When you plant your bee garden, a diverse array of other wildlife will also be attracted to and further benefit your garden such as butterflies, wasps and birds. • Indigenous trees particularly recommended by beekeepers are sweet thorn, karee, bush willows, weeping wattle and tree fuchsia. • Colourful indigenous plants include agapanthus, aloes, asparagus fern, Cape violets, clivia, euryops daisy, felicia, gazania, carpet geranium, ribbon bush, lion’s ear, osteospermum, butterfly bush, Cape honeysuckle and vygies. • Many attractive non-indigenous plants also produce nectar profusely. These include alyssum, aster, calendula, forget-me-not, iris, nepeta, hollyhock, Michaelmas daisies, lavender, poppies, primula, salvia, sedum, sunflower and zinnia. For a herb garden, plant borage, chives, fennel, mint, marjoram, oregano, rosemary and thyme. • Beekeepers in all South African provinces are dependent on gum trees as a forage resource for their honey bees. Eucalypts provide a reliable pollen source and nectar flow, and can be used almost year-round as there are several species that flower at different times of the year. • Some Eucalyptus species can invade land and have a negative impact on biodiversity and water resources, or cause erosion and increase fire risk. However, because gum trees have value (for timber, for bees, for shade, for aesthetics, for protection from wind and dust, etc.), they should only be cleared where they are invading and have a negative impact. This is why the Alien and Invasive Species Regulations (promulgated under the National Environmental Management: Biodiversity Act, 2004 (NEMBA) in 2014) are nuanced for eucalypts. Landowners should know that not all gum trees need to be removed. Eucalyptus species within streams (riparian areas), protected areas or ecosystems identified for conservation purposes should be removed. Six species are listed in the Regulations as “Category 1b” invasive species, which means they must be ‘controlled’ even outside riparian areas. But even these listed gum species can be demarcated by permit as Category 2 Invasive Species under NEMBA as bee-forage areas, wind-rows or woodlots.

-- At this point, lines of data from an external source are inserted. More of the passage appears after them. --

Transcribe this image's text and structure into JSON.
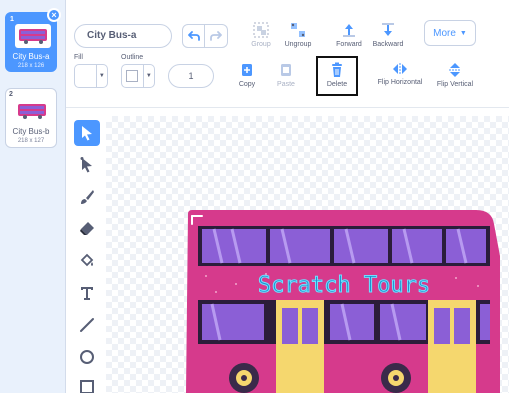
{
  "costumes": [
    {
      "num": "1",
      "name": "City Bus-a",
      "dims": "218 x 126",
      "selected": true
    },
    {
      "num": "2",
      "name": "City Bus-b",
      "dims": "218 x 127",
      "selected": false
    }
  ],
  "costume_delete_glyph": "×",
  "toolbar": {
    "costume_name": "City Bus-a",
    "group_label": "Group",
    "ungroup_label": "Ungroup",
    "forward_label": "Forward",
    "backward_label": "Backward",
    "more_label": "More",
    "fill_label": "Fill",
    "outline_label": "Outline",
    "outline_width": "1",
    "copy_label": "Copy",
    "paste_label": "Paste",
    "delete_label": "Delete",
    "flip_h_label": "Flip Horizontal",
    "flip_v_label": "Flip Vertical"
  },
  "canvas": {
    "banner_text": "Scratch Tours"
  },
  "colors": {
    "accent": "#4c97ff",
    "bus_body": "#d63a8c",
    "bus_window": "#8b5fd6",
    "door": "#f5d76e"
  },
  "icons": [
    "select-icon",
    "reshape-icon",
    "brush-icon",
    "eraser-icon",
    "fill-icon",
    "text-icon",
    "line-icon",
    "circle-icon",
    "rectangle-icon"
  ]
}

Provide water and a safe environment. • A natural or lined garden pond, bird bath or large shallow bowl all offer bees good water sources. • A large flat-surfaced stone placed in the centre of a bird bath or shallow bowl just above water level makes a handy watering hole for bees, as well as a good sunning location for butterflies and birds. Use marbles or pebbles to create landing areas as bees will drown if the water is too deep. • Use organic, natural forms of pest control in your bee garden. Exploit the natural pest control services provided by beneficial insects such as ladybird beetles (ladybugs), green lacewings, praying mantises and dragonflies. • If you can't avoid using insecticides, use less persistent ones that have been proven safe for bees and other pollinators. Apply after dark when pollinators like bees are safely within their nests. Plants in bloom attract bees, so if you have to spray, do so before or after the blooming period.
"Unique among all God's creatures, only the honeybee improves the environment and preys not on any other species." ~ Royden Brown